= Work order =
Output the listing word for word, minus images.

────────────────────────────────────────

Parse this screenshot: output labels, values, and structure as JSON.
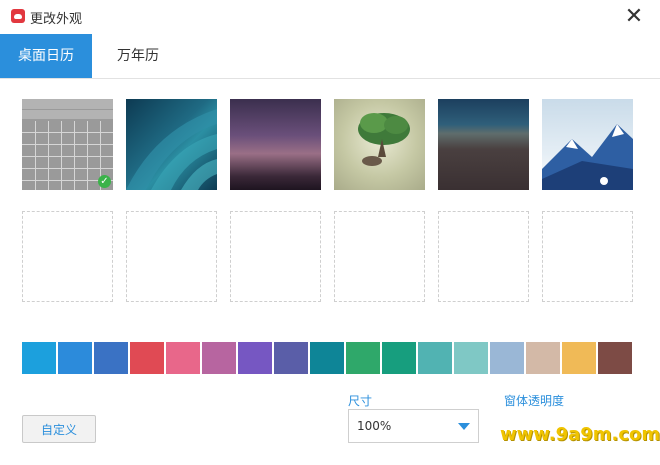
{
  "window": {
    "title": "更改外观",
    "close_symbol": "✕"
  },
  "tabs": [
    {
      "label": "桌面日历",
      "active": true
    },
    {
      "label": "万年历",
      "active": false
    }
  ],
  "themes": [
    {
      "name": "calendar-grid",
      "selected": true
    },
    {
      "name": "teal-leaves",
      "selected": false
    },
    {
      "name": "purple-dusk",
      "selected": false
    },
    {
      "name": "floating-tree",
      "selected": false
    },
    {
      "name": "ocean-horizon",
      "selected": false
    },
    {
      "name": "blue-mountains",
      "selected": false
    }
  ],
  "empty_slots": 6,
  "colors": [
    "#1ca0dd",
    "#2c8bdb",
    "#3a72c4",
    "#e04a54",
    "#e8678a",
    "#b765a0",
    "#7657c2",
    "#5a5ea8",
    "#0e8597",
    "#2fa86a",
    "#179e7e",
    "#51b3b2",
    "#7fc8c5",
    "#9ab7d6",
    "#d3b9a7",
    "#f0ba57",
    "#7d4b45"
  ],
  "custom_button": "自定义",
  "size": {
    "label": "尺寸",
    "value": "100%"
  },
  "transparency": {
    "label": "窗体透明度"
  },
  "watermark": "www.9a9m.com"
}
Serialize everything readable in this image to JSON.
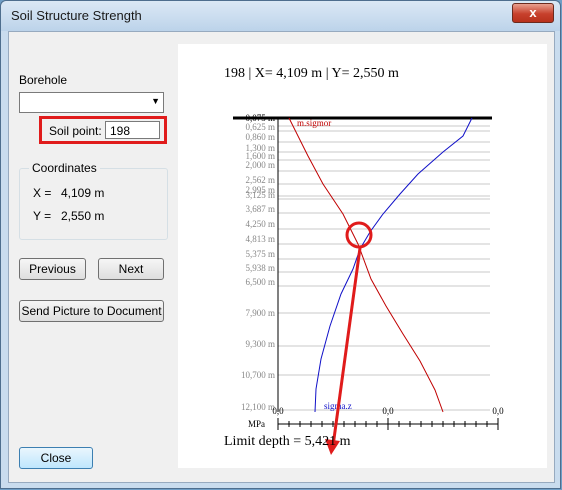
{
  "window": {
    "title": "Soil Structure Strength",
    "close_glyph": "x"
  },
  "left": {
    "borehole_label": "Borehole",
    "borehole_value": "",
    "soil_point_label": "Soil point:",
    "soil_point_value": "198",
    "coordinates_title": "Coordinates",
    "x_label": "X =",
    "x_value": "4,109 m",
    "y_label": "Y =",
    "y_value": "2,550 m",
    "previous_label": "Previous",
    "next_label": "Next",
    "send_label": "Send Picture to Document",
    "close_label": "Close"
  },
  "plot": {
    "title": "198 | X= 4,109 m | Y= 2,550 m",
    "limit_text": "Limit depth = 5,421 m",
    "unit": "MPa",
    "ticks_top": [
      "0,0",
      "0,0",
      "0,0"
    ],
    "depth_labels": [
      "0,075 m",
      "0,625 m",
      "0,860 m",
      "1,300 m",
      "1,600 m",
      "2,000 m",
      "2,562 m",
      "2,995 m",
      "3,125 m",
      "3,687 m",
      "4,250 m",
      "4,813 m",
      "5,375 m",
      "5,938 m",
      "6,500 m",
      "7,900 m",
      "9,300 m",
      "10,700 m",
      "12,100 m"
    ],
    "curve_labels": {
      "m_sigmor": "m.sigmor",
      "sigma_z": "sigma.z"
    },
    "colors": {
      "m_sigmor": "#c00000",
      "sigma_z": "#1010c8",
      "annotation": "#e01b1b"
    }
  }
}
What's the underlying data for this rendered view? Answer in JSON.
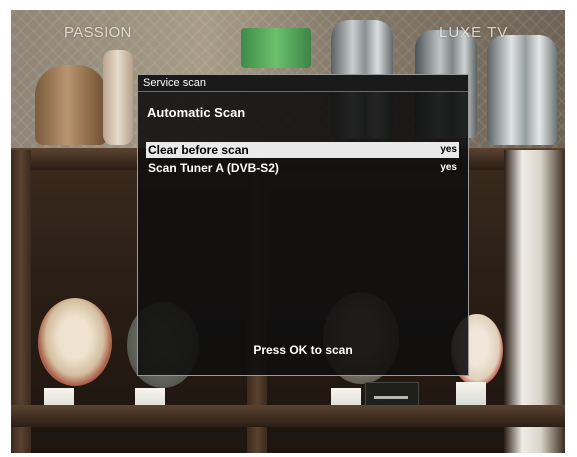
{
  "channel": {
    "left": "PASSION",
    "right": "LUXE TV"
  },
  "dialog": {
    "title": "Service scan",
    "heading": "Automatic Scan",
    "options": [
      {
        "label": "Clear before scan",
        "value": "yes",
        "selected": true
      },
      {
        "label": "Scan Tuner A (DVB-S2)",
        "value": "yes",
        "selected": false
      }
    ],
    "hint": "Press OK to scan"
  },
  "colors": {
    "dialog_background": "#101010",
    "dialog_border": "#9a9a9a",
    "selected_row": "#e9e9e9",
    "text": "#ffffff"
  }
}
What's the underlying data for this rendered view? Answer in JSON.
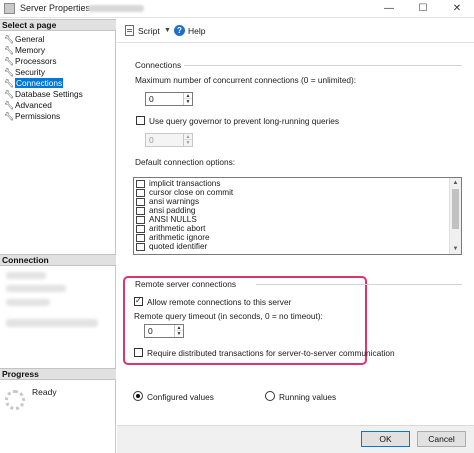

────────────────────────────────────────

= Solution to this task =
Parse this screenshot: output labels, values, and structure as JSON.
{
  "window": {
    "title": "更改外观",
    "close_symbol": "✕"
  },
  "tabs": [
    {
      "label": "桌面日历",
      "active": true
    },
    {
      "label": "万年历",
      "active": false
    }
  ],
  "themes": [
    {
      "name": "calendar-grid",
      "selected": true
    },
    {
      "name": "teal-leaves",
      "selected": false
    },
    {
      "name": "purple-dusk",
      "selected": false
    },
    {
      "name": "floating-tree",
      "selected": false
    },
    {
      "name": "ocean-horizon",
      "selected": false
    },
    {
      "name": "blue-mountains",
      "selected": false
    }
  ],
  "empty_slots": 6,
  "colors": [
    "#1ca0dd",
    "#2c8bdb",
    "#3a72c4",
    "#e04a54",
    "#e8678a",
    "#b765a0",
    "#7657c2",
    "#5a5ea8",
    "#0e8597",
    "#2fa86a",
    "#179e7e",
    "#51b3b2",
    "#7fc8c5",
    "#9ab7d6",
    "#d3b9a7",
    "#f0ba57",
    "#7d4b45"
  ],
  "custom_button": "自定义",
  "size": {
    "label": "尺寸",
    "value": "100%"
  },
  "transparency": {
    "label": "窗体透明度"
  },
  "watermark": "www.9a9m.com"
}
Serialize everything readable in this image to JSON.
{
  "window": {
    "title": "Soil Structure Strength",
    "close_glyph": "x"
  },
  "left": {
    "borehole_label": "Borehole",
    "borehole_value": "",
    "soil_point_label": "Soil point:",
    "soil_point_value": "198",
    "coordinates_title": "Coordinates",
    "x_label": "X =",
    "x_value": "4,109 m",
    "y_label": "Y =",
    "y_value": "2,550 m",
    "previous_label": "Previous",
    "next_label": "Next",
    "send_label": "Send Picture to Document",
    "close_label": "Close"
  },
  "plot": {
    "title": "198 | X= 4,109 m | Y= 2,550 m",
    "limit_text": "Limit depth = 5,421 m",
    "unit": "MPa",
    "ticks_top": [
      "0,0",
      "0,0",
      "0,0"
    ],
    "depth_labels": [
      "0,075 m",
      "0,625 m",
      "0,860 m",
      "1,300 m",
      "1,600 m",
      "2,000 m",
      "2,562 m",
      "2,995 m",
      "3,125 m",
      "3,687 m",
      "4,250 m",
      "4,813 m",
      "5,375 m",
      "5,938 m",
      "6,500 m",
      "7,900 m",
      "9,300 m",
      "10,700 m",
      "12,100 m"
    ],
    "curve_labels": {
      "m_sigmor": "m.sigmor",
      "sigma_z": "sigma.z"
    },
    "colors": {
      "m_sigmor": "#c00000",
      "sigma_z": "#1010c8",
      "annotation": "#e01b1b"
    }
  }
}
What's the underlying data for this rendered view? Answer in JSON.
{
  "channel": {
    "left": "PASSION",
    "right": "LUXE TV"
  },
  "dialog": {
    "title": "Service scan",
    "heading": "Automatic Scan",
    "options": [
      {
        "label": "Clear before scan",
        "value": "yes",
        "selected": true
      },
      {
        "label": "Scan Tuner A (DVB-S2)",
        "value": "yes",
        "selected": false
      }
    ],
    "hint": "Press OK to scan"
  },
  "colors": {
    "dialog_background": "#101010",
    "dialog_border": "#9a9a9a",
    "selected_row": "#e9e9e9",
    "text": "#ffffff"
  }
}
What's the underlying data for this rendered view? Answer in JSON.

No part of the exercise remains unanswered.